In this 3-players chess variant, the goal is similar, to win you have to deliver a checkmate to one of your opponents, meaning that the player whose king was checkmated of course loses. But what about the third player? The one which did not deliver a checkmate and did not get checkmated either? Well, this one loses too!

So at the end of each game, there are two losers and one winner.


Each piece has unique characteristics and moves, these do not differ from 2-players chess.


The King moves exactly one square horizontally, vertically, or diagonally. If the King is captured by another player, this player wins the game.


The Queen moves any number of vacant squares horizontally, vertically, or diagonally. This can be considered as the addition of the Rook moves and the Bishop moves.


A Bishop moves any number of vacant squares diagonally.


A Rook moves any number of vacant squares horizontally or vertically. It also is moved when castling.


A Knight moves to the nearest square not on the same rank, file, or diagonal. (This can be thought of as moving two squares horizontally and then one square vertically, or moving one square horizontally and then two squares vertically—i.e. in an "L" pattern.) The knight is not blocked by other pieces: it jumps to the new location.


A Pawn moves straight forward one square, if that square is vacant. If it has not yet moved, a Pawn also has the option of moving two squares straight forward, provided both squares are vacant. Pawns cannot move backwards.

Pawns are the only pieces that capture differently from how they move.

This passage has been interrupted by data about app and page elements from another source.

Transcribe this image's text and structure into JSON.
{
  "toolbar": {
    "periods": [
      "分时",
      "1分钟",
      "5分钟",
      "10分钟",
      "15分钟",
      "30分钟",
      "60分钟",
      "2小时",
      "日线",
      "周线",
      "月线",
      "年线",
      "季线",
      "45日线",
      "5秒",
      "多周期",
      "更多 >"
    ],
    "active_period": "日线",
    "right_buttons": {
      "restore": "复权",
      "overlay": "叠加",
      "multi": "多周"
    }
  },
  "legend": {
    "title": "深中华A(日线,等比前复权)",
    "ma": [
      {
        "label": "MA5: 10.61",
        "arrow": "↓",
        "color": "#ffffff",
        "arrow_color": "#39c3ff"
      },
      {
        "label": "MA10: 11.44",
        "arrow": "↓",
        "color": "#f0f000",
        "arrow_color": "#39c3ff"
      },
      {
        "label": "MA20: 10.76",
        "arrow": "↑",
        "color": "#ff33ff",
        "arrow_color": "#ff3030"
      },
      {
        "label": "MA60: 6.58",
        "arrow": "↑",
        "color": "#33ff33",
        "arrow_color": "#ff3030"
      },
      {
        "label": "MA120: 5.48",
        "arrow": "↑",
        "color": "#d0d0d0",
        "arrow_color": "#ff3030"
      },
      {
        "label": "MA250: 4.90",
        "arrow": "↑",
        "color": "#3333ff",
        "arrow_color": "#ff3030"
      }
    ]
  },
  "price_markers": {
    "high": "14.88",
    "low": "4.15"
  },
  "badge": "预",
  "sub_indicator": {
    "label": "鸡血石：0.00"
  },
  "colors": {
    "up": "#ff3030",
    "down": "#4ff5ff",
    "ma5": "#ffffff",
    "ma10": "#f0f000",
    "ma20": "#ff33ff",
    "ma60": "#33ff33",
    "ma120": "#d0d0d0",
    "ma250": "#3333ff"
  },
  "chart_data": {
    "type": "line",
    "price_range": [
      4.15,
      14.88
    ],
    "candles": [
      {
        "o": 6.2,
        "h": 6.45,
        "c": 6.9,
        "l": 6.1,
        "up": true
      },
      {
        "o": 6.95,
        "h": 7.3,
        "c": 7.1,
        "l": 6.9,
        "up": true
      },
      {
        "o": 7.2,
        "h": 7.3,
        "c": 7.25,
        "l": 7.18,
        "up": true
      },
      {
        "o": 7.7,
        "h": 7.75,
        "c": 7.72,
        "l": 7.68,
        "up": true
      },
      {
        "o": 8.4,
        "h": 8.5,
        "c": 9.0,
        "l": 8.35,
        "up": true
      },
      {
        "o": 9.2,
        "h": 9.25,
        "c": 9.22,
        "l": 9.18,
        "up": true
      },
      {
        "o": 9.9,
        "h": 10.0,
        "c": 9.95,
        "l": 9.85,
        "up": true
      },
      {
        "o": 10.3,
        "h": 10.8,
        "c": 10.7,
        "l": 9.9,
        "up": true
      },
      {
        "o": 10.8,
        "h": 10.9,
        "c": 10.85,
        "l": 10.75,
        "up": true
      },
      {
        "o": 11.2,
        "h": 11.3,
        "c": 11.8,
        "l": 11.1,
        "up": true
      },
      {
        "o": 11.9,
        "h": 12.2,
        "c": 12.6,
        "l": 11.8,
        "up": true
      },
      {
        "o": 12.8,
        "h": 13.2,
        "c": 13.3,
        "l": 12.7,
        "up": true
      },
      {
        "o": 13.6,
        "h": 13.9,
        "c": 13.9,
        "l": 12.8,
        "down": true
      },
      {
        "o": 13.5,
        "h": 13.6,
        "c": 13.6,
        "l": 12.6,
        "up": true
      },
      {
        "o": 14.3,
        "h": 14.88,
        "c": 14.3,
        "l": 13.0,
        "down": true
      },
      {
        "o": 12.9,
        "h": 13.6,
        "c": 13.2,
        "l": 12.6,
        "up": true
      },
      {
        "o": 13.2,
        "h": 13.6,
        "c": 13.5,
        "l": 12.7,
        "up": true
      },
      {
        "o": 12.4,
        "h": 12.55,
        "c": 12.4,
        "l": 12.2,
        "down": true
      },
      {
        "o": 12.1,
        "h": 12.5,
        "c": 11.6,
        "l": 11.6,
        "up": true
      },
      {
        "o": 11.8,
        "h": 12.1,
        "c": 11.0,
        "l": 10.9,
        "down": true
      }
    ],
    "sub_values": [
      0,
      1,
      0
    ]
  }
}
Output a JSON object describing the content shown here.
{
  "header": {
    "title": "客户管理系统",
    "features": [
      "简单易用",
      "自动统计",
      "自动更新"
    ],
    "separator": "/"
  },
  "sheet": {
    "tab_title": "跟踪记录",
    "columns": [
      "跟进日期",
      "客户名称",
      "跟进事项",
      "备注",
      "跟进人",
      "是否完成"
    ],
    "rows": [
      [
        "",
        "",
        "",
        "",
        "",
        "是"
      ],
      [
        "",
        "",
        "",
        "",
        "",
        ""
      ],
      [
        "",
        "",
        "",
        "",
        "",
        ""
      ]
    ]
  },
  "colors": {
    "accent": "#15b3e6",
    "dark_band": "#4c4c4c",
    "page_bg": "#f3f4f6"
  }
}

A pawn can capture an enemy piece on either of the two squares diagonally in front of the pawn (but cannot move to those squares if they are vacant).

Most of these explanations are inspired by Wikipedia's rules of two players chess.

Special moves

As for classic chess, castling, en passant and promotions are available and follow the same rules.